If you are considering a divorce or separation, then you should be familiar with the terms ‘MIAMS’ . MIAMS stands for Mediation Information and Assessment Meetings and Court forms or C100 is the name of a special legal form which must be submitted to the court in certain circumstances.
MIAMS and the C100 were introduced by the Ministry of Justice. The purpose of these measures was to try and persuade more people to follow mediation rather than to rely on court proceedings.
Mediation is seen as a cheaper process than going to court, and experience shows that the costs are half of court costs. The process is also less likely to lead to legal to antagonism between parties.
If you are involved in a dispute concerning your divorce or separation you need to attend MIAMS meetings. These disputes could involve financial or parenting issues. These meetings, which can be held separately or together with your ex-partner, will be able to assess your suitability for mediation.
They will also tell you about th mediation procedure. There are only certain bodies who are certified and trained to conduct mediation meetings and you should be sure that the mediators are of the right standard. There are four possible results from the mediation meeting.
The best possible result is that mediation is a suitable solution for resolution of the dispute. This would mean that you can save money by reducing the costs of legal fees and come to an amicable agreement with your partner. It is possible that mediation was attempted but failed.
That is, you failed to reach an agreement or one, or both, parties withdrew from the mediation before it was completed. It is also possible, but unlikely, that mediation is not suitable in your case. Finally, it may be that there is an exemption to mediation.
It might be that there is violence, or coercion, involved in your case. This would make it impossible for mediation to take place.
The MIAMS form, otherwise known as the Family Mediation Information and Assessment Form (MIAM) should be completed by an accredited mediator. This form includes a full list of exemptions for mediation.

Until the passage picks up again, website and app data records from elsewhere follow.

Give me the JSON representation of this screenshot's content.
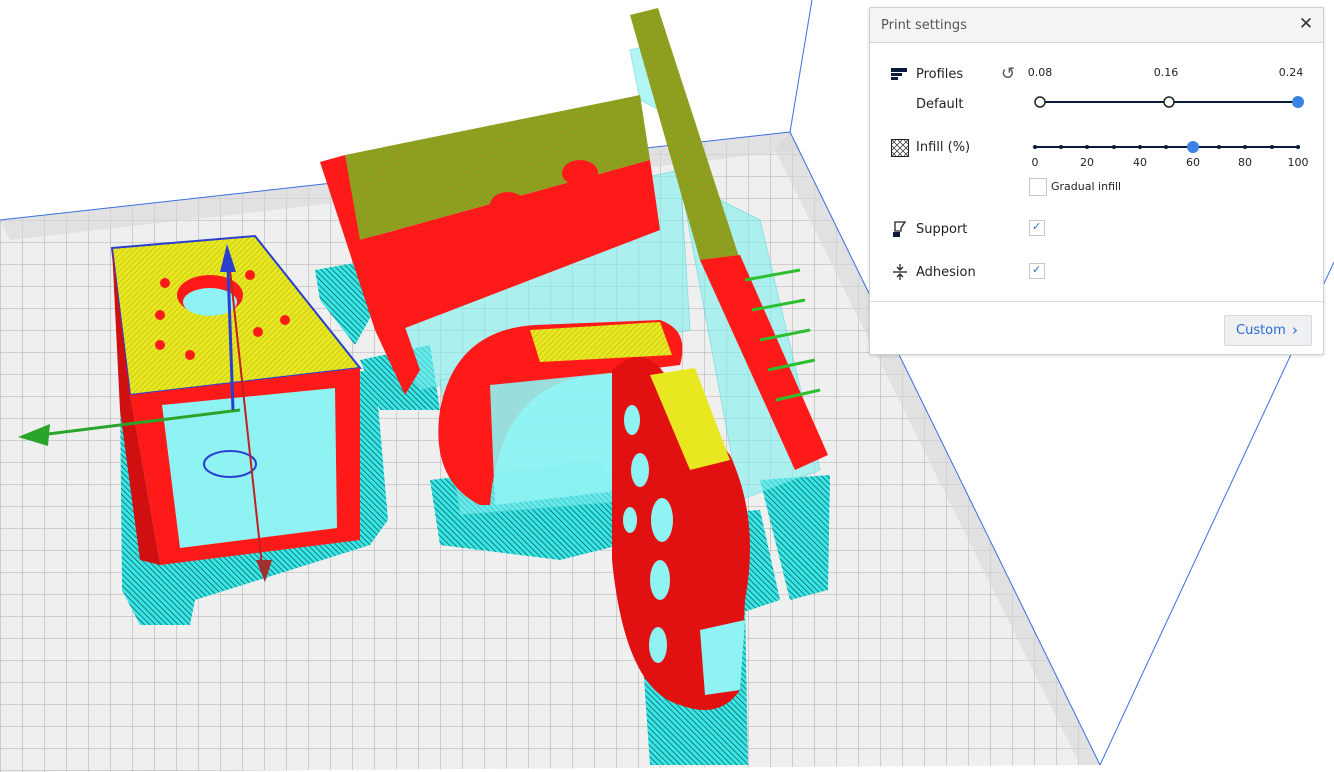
{
  "panel": {
    "title": "Print settings",
    "close_icon": "close-icon"
  },
  "profiles": {
    "label": "Profiles",
    "value_label": "Default",
    "reset_icon": "reset-icon",
    "ticks": [
      "0.08",
      "0.16",
      "0.24"
    ],
    "selected": "0.24"
  },
  "infill": {
    "label": "Infill (%)",
    "ticks": [
      "0",
      "20",
      "40",
      "60",
      "80",
      "100"
    ],
    "value": 60,
    "gradual_label": "Gradual infill",
    "gradual_checked": false
  },
  "support": {
    "label": "Support",
    "checked": true
  },
  "adhesion": {
    "label": "Adhesion",
    "checked": true
  },
  "custom_button": {
    "label": "Custom"
  },
  "colors": {
    "accent": "#2a6cd6",
    "outer_wall": "#ff1a1a",
    "top_skin": "#e8e820",
    "support": "#39e6e6",
    "infill": "#ffb000",
    "x_axis": "#2aa52a",
    "y_axis": "#c02020",
    "z_axis": "#2a3fd0"
  }
}
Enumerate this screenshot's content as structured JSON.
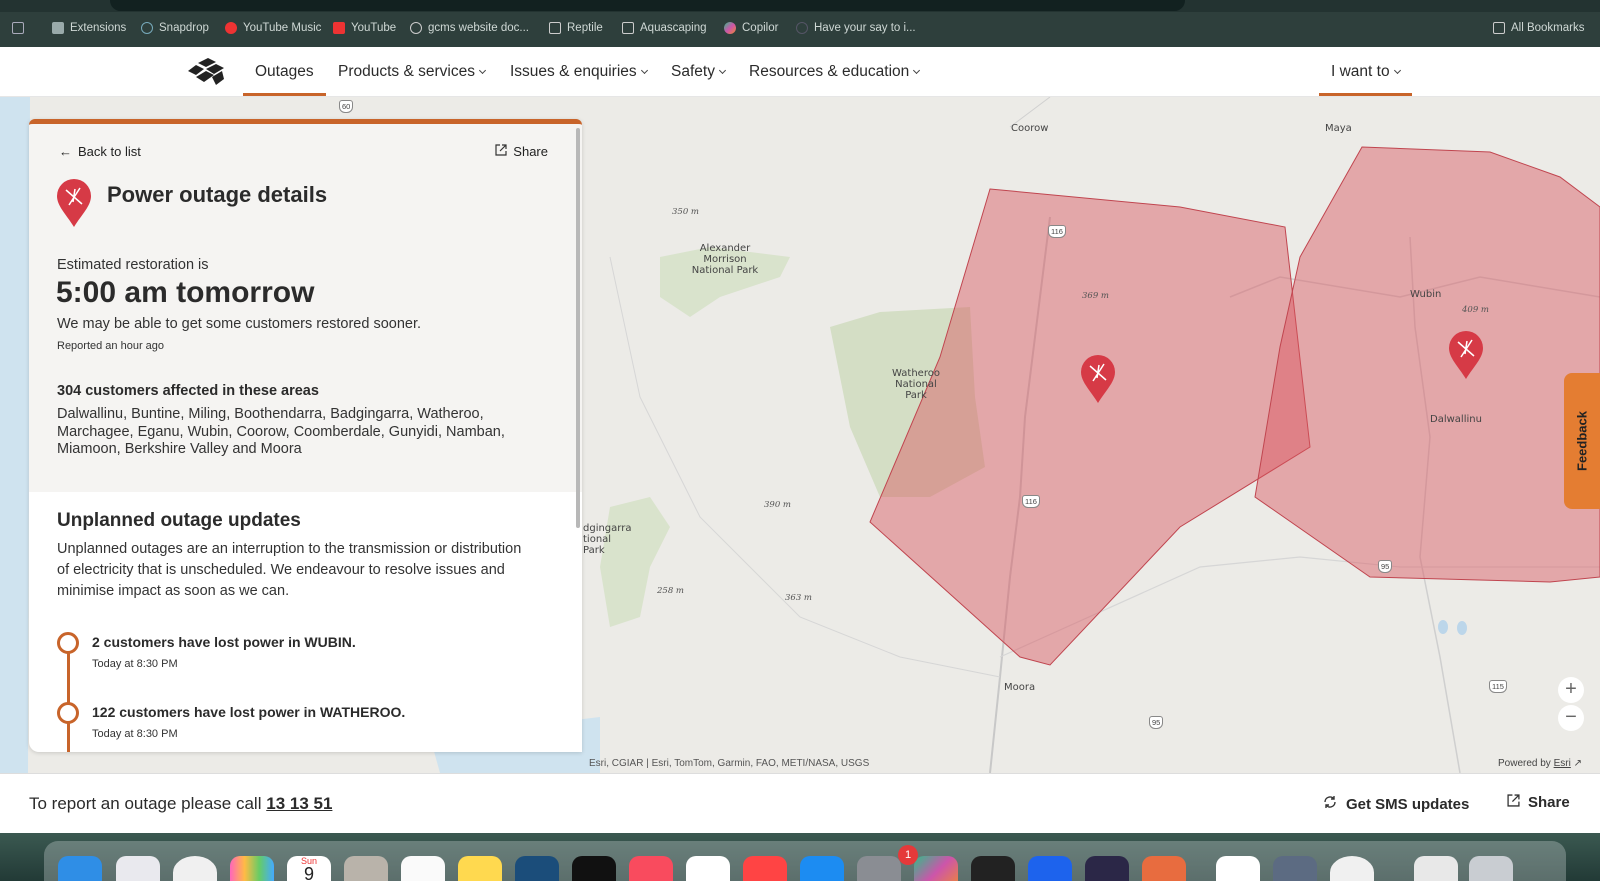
{
  "browser": {
    "bookmarks": [
      {
        "label": "Extensions",
        "icon": "puzzle-icon"
      },
      {
        "label": "Snapdrop",
        "icon": "snapdrop-icon"
      },
      {
        "label": "YouTube Music",
        "icon": "youtube-music-icon"
      },
      {
        "label": "YouTube",
        "icon": "youtube-icon"
      },
      {
        "label": "gcms website doc...",
        "icon": "globe-icon"
      },
      {
        "label": "Reptile",
        "icon": "folder-icon"
      },
      {
        "label": "Aquascaping",
        "icon": "folder-icon"
      },
      {
        "label": "Copilor",
        "icon": "copilot-icon"
      },
      {
        "label": "Have your say to i...",
        "icon": "globe-icon"
      }
    ],
    "all_bookmarks": "All Bookmarks"
  },
  "nav": {
    "logo": "site-logo-icon",
    "items": [
      "Outages",
      "Products & services",
      "Issues & enquiries",
      "Safety",
      "Resources & education"
    ],
    "i_want_to": "I want to"
  },
  "panel": {
    "back": "Back to list",
    "share": "Share",
    "title": "Power outage details",
    "est_label": "Estimated restoration is",
    "est_time": "5:00 am tomorrow",
    "est_note": "We may be able to get some customers restored sooner.",
    "reported": "Reported an hour ago",
    "affected_title": "304 customers affected in these areas",
    "affected_areas": "Dalwallinu, Buntine, Miling, Boothendarra, Badgingarra, Watheroo, Marchagee, Eganu, Wubin, Coorow, Coomberdale, Gunyidi, Namban, Miamoon, Berkshire Valley and Moora",
    "updates_title": "Unplanned outage updates",
    "updates_desc": "Unplanned outages are an interruption to the transmission or distribution of electricity that is unscheduled. We endeavour to resolve issues and minimise impact as soon as we can.",
    "updates": [
      {
        "title": "2 customers have lost power in WUBIN.",
        "time": "Today at 8:30 PM"
      },
      {
        "title": "122 customers have lost power in WATHEROO.",
        "time": "Today at 8:30 PM"
      }
    ]
  },
  "map": {
    "places": [
      "Coorow",
      "Maya",
      "Alexander Morrison National Park",
      "Watheroo National Park",
      "Wubin",
      "Dalwallinu",
      "Moora",
      "dgingarra tional Park"
    ],
    "elevations": [
      "350 m",
      "369 m",
      "409 m",
      "390 m",
      "258 m",
      "363 m"
    ],
    "roads": [
      "60",
      "116",
      "116",
      "95",
      "95",
      "115"
    ],
    "attribution": "Esri, CGIAR | Esri, TomTom, Garmin, FAO, METI/NASA, USGS",
    "powered_by": "Powered by",
    "esri": "Esri",
    "zoom_in": "+",
    "zoom_out": "−",
    "feedback": "Feedback",
    "outage_color": "#d9545e"
  },
  "footer": {
    "report_prefix": "To report an outage please call",
    "report_phone": "13 13 51",
    "sms": "Get SMS updates",
    "share": "Share"
  },
  "dock": {
    "calendar_month": "Sun",
    "calendar_day": "9",
    "badge": "1"
  }
}
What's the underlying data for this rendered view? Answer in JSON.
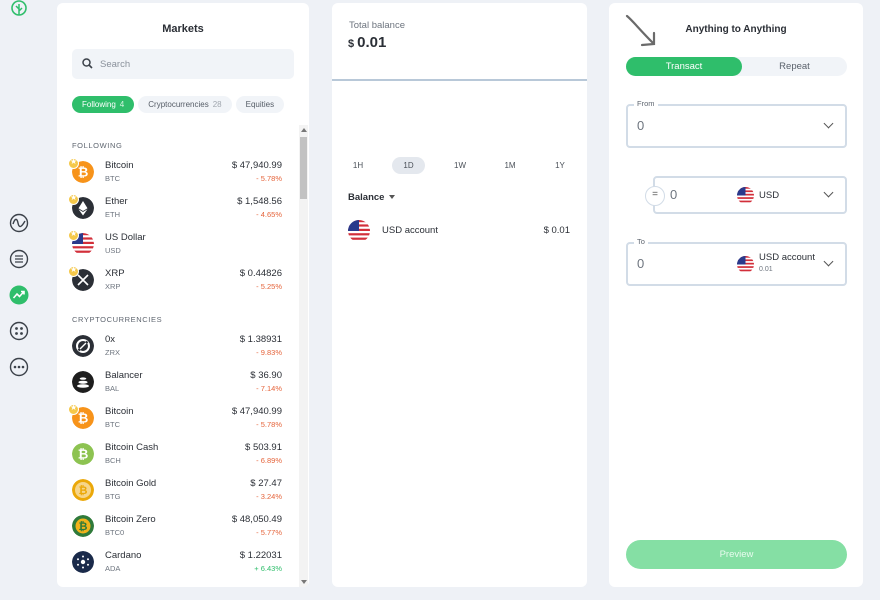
{
  "rail": {
    "icons": [
      "leaf-logo-icon",
      "activity-icon",
      "list-icon",
      "markets-icon",
      "grid-icon",
      "more-icon"
    ]
  },
  "markets": {
    "title": "Markets",
    "search_placeholder": "Search",
    "chips": [
      {
        "label": "Following",
        "count": "4"
      },
      {
        "label": "Cryptocurrencies",
        "count": "28"
      },
      {
        "label": "Equities",
        "count": ""
      }
    ],
    "sections": [
      {
        "title": "FOLLOWING",
        "rows": [
          {
            "name": "Bitcoin",
            "sym": "BTC",
            "price": "$ 47,940.99",
            "change": "- 5.78%",
            "dir": "neg"
          },
          {
            "name": "Ether",
            "sym": "ETH",
            "price": "$ 1,548.56",
            "change": "- 4.65%",
            "dir": "neg"
          },
          {
            "name": "US Dollar",
            "sym": "USD",
            "price": "",
            "change": "",
            "dir": ""
          },
          {
            "name": "XRP",
            "sym": "XRP",
            "price": "$ 0.44826",
            "change": "- 5.25%",
            "dir": "neg"
          }
        ]
      },
      {
        "title": "CRYPTOCURRENCIES",
        "rows": [
          {
            "name": "0x",
            "sym": "ZRX",
            "price": "$ 1.38931",
            "change": "- 9.83%",
            "dir": "neg"
          },
          {
            "name": "Balancer",
            "sym": "BAL",
            "price": "$ 36.90",
            "change": "- 7.14%",
            "dir": "neg"
          },
          {
            "name": "Bitcoin",
            "sym": "BTC",
            "price": "$ 47,940.99",
            "change": "- 5.78%",
            "dir": "neg"
          },
          {
            "name": "Bitcoin Cash",
            "sym": "BCH",
            "price": "$ 503.91",
            "change": "- 6.89%",
            "dir": "neg"
          },
          {
            "name": "Bitcoin Gold",
            "sym": "BTG",
            "price": "$ 27.47",
            "change": "- 3.24%",
            "dir": "neg"
          },
          {
            "name": "Bitcoin Zero",
            "sym": "BTC0",
            "price": "$ 48,050.49",
            "change": "- 5.77%",
            "dir": "neg"
          },
          {
            "name": "Cardano",
            "sym": "ADA",
            "price": "$ 1.22031",
            "change": "+ 6.43%",
            "dir": "pos"
          }
        ]
      }
    ]
  },
  "balance": {
    "total_label": "Total balance",
    "currency_symbol": "$",
    "total_value": "0.01",
    "ranges": [
      "1H",
      "1D",
      "1W",
      "1M",
      "1Y"
    ],
    "active_range": "1D",
    "section_label": "Balance",
    "account_label": "USD account",
    "account_amount": "$ 0.01"
  },
  "exchange": {
    "title": "Anything to Anything",
    "tabs": [
      "Transact",
      "Repeat"
    ],
    "active_tab": "Transact",
    "from_label": "From",
    "from_value": "0",
    "amount_value": "0",
    "amount_currency": "USD",
    "to_label": "To",
    "to_value": "0",
    "to_account": "USD account",
    "to_account_balance": "0.01",
    "preview_label": "Preview"
  },
  "colors": {
    "accent": "#2fbe6b",
    "negative": "#e5643b",
    "preview_disabled": "#85dfa4"
  }
}
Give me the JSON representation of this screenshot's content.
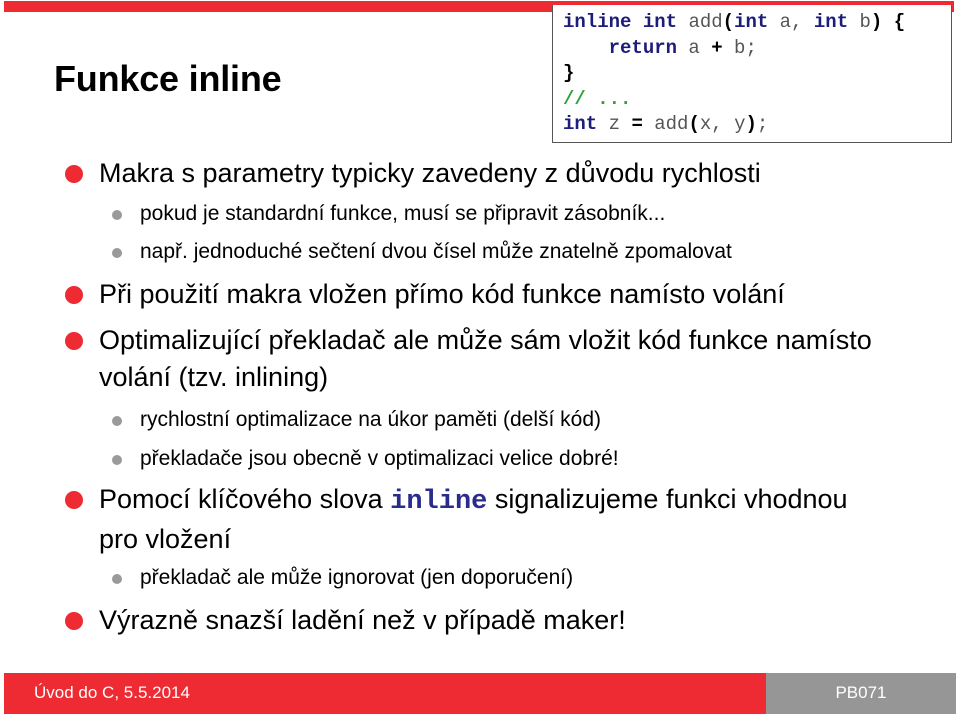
{
  "slide": {
    "title": "Funkce inline",
    "accent_color": "#ee2a33",
    "secondary_color": "#969696"
  },
  "code_box": {
    "lines": [
      [
        {
          "t": "kw",
          "v": "inline"
        },
        {
          "t": "id",
          "v": " "
        },
        {
          "t": "kw",
          "v": "int"
        },
        {
          "t": "id",
          "v": " add"
        },
        {
          "t": "pn",
          "v": "("
        },
        {
          "t": "kw",
          "v": "int"
        },
        {
          "t": "id",
          "v": " a, "
        },
        {
          "t": "kw",
          "v": "int"
        },
        {
          "t": "id",
          "v": " b"
        },
        {
          "t": "pn",
          "v": ")"
        },
        {
          "t": "id",
          "v": " "
        },
        {
          "t": "pn",
          "v": "{"
        }
      ],
      [
        {
          "t": "id",
          "v": "    "
        },
        {
          "t": "kw",
          "v": "return"
        },
        {
          "t": "id",
          "v": " a "
        },
        {
          "t": "pn",
          "v": "+"
        },
        {
          "t": "id",
          "v": " b;"
        }
      ],
      [
        {
          "t": "pn",
          "v": "}"
        }
      ],
      [
        {
          "t": "cm",
          "v": "// ..."
        }
      ],
      [
        {
          "t": "kw",
          "v": "int"
        },
        {
          "t": "id",
          "v": " z "
        },
        {
          "t": "pn",
          "v": "="
        },
        {
          "t": "id",
          "v": " add"
        },
        {
          "t": "pn",
          "v": "("
        },
        {
          "t": "id",
          "v": "x, y"
        },
        {
          "t": "pn",
          "v": ")"
        },
        {
          "t": "id",
          "v": ";"
        }
      ]
    ]
  },
  "bullets": {
    "b1": "Makra s parametry typicky zavedeny z důvodu rychlosti",
    "b1_1": "pokud je standardní funkce, musí se připravit zásobník...",
    "b1_2": "např. jednoduché sečtení dvou čísel může znatelně zpomalovat",
    "b2": "Při použití makra vložen přímo kód funkce namísto volání",
    "b3": "Optimalizující překladač ale může sám vložit kód funkce namísto volání (tzv. inlining)",
    "b3_1": "rychlostní optimalizace na úkor paměti (delší kód)",
    "b3_2": "překladače jsou obecně v optimalizaci velice dobré!",
    "b4_pre": "Pomocí klíčového slova ",
    "b4_code": "inline",
    "b4_post": " signalizujeme funkci vhodnou pro vložení",
    "b4_1": "překladač ale může ignorovat (jen doporučení)",
    "b5": "Výrazně snazší ladění než v případě maker!"
  },
  "footer": {
    "left": "Úvod do C, 5.5.2014",
    "right": "PB071"
  }
}
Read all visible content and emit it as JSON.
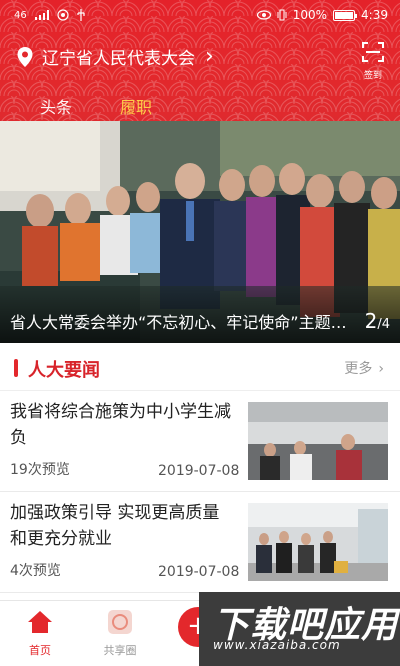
{
  "statusbar": {
    "signal": "46",
    "battery_pct": "100%",
    "time": "4:39"
  },
  "header": {
    "location": "辽宁省人民代表大会",
    "sign_label": "签到",
    "tabs": [
      {
        "label": "头条",
        "active": true
      },
      {
        "label": "履职",
        "active": false
      }
    ],
    "accent_color": "#e3282c"
  },
  "banner": {
    "caption": "省人大常委会举办“不忘初心、牢记使命”主题教育",
    "page_current": "2",
    "page_total": "/4"
  },
  "section": {
    "title": "人大要闻",
    "more_label": "更多",
    "news": [
      {
        "title": "我省将综合施策为中小学生减负",
        "views": "19次预览",
        "date": "2019-07-08"
      },
      {
        "title": "加强政策引导 实现更高质量和更充分就业",
        "views": "4次预览",
        "date": "2019-07-08"
      }
    ]
  },
  "bottomnav": {
    "home_label": "首页",
    "share_label": "共享圈",
    "fab_icon": "add-icon"
  },
  "watermark": {
    "big": "下载吧应用",
    "small": "www.xiazaiba.com"
  }
}
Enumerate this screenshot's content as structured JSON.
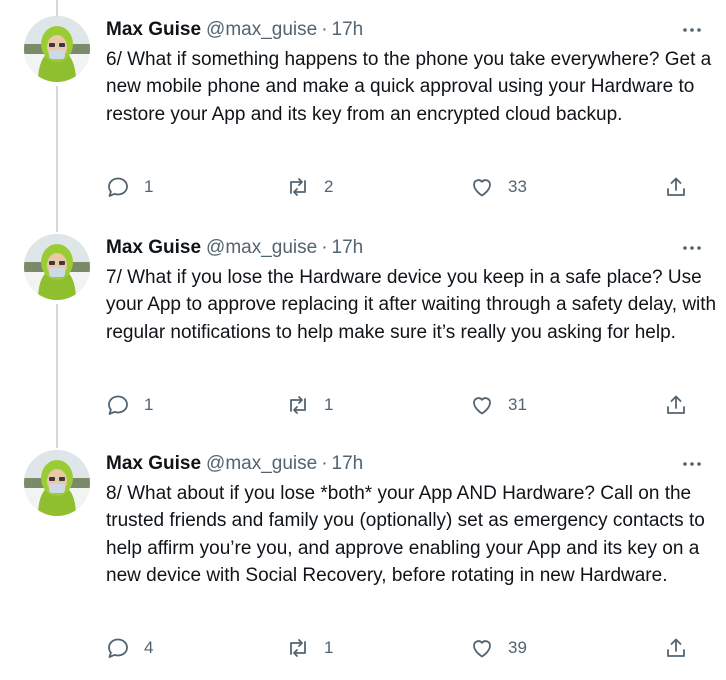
{
  "colors": {
    "text": "#0f1419",
    "secondary": "#536471",
    "thread_line": "#cfd9de",
    "background": "#ffffff"
  },
  "tweets": [
    {
      "name": "Max Guise",
      "handle": "@max_guise",
      "separator": "·",
      "time": "17h",
      "text": "6/ What if something happens to the phone you take everywhere? Get a new mobile phone and make a quick approval using your Hardware to restore your App and its key from an encrypted cloud backup.",
      "replies": "1",
      "retweets": "2",
      "likes": "33",
      "icons": {
        "reply": "reply-icon",
        "retweet": "retweet-icon",
        "like": "heart-icon",
        "share": "share-icon",
        "more": "more-icon"
      }
    },
    {
      "name": "Max Guise",
      "handle": "@max_guise",
      "separator": "·",
      "time": "17h",
      "text": "7/ What if you lose the Hardware device you keep in a safe place? Use your App to approve replacing it after waiting through a safety delay, with regular notifications to help make sure it’s really you asking for help.",
      "replies": "1",
      "retweets": "1",
      "likes": "31",
      "icons": {
        "reply": "reply-icon",
        "retweet": "retweet-icon",
        "like": "heart-icon",
        "share": "share-icon",
        "more": "more-icon"
      }
    },
    {
      "name": "Max Guise",
      "handle": "@max_guise",
      "separator": "·",
      "time": "17h",
      "text": "8/ What about if you lose *both* your App AND Hardware? Call on the trusted friends and family you (optionally) set as emergency contacts to help affirm you’re you, and approve enabling your App and its key on a new device with Social Recovery, before rotating in new Hardware.",
      "replies": "4",
      "retweets": "1",
      "likes": "39",
      "icons": {
        "reply": "reply-icon",
        "retweet": "retweet-icon",
        "like": "heart-icon",
        "share": "share-icon",
        "more": "more-icon"
      }
    }
  ]
}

One obvious exemption is that, on discussion, there is no disagreement to mediate. However, as stated above, threats of violence, and other issues such as bankruptcy can count as exemptions.
Aside from the exceptions which have been outlined above, there is really no excuse for attending MIAMS meetings. These are a necessary part of going through divorce or separation.
Without undertaking these meetings it is virtually impossible to obtain the correct legal permissions to obtain a divorce. By contacting our trained mediators, you will obtain the best possible advice concerning MIAMS meetings and need help with a C100 court form.
Even if you and your ex-partner are not on speaking terms please contact us on an individual basis to find out more about these important procedures.
Contact us for Family Mediation – 03300 101 354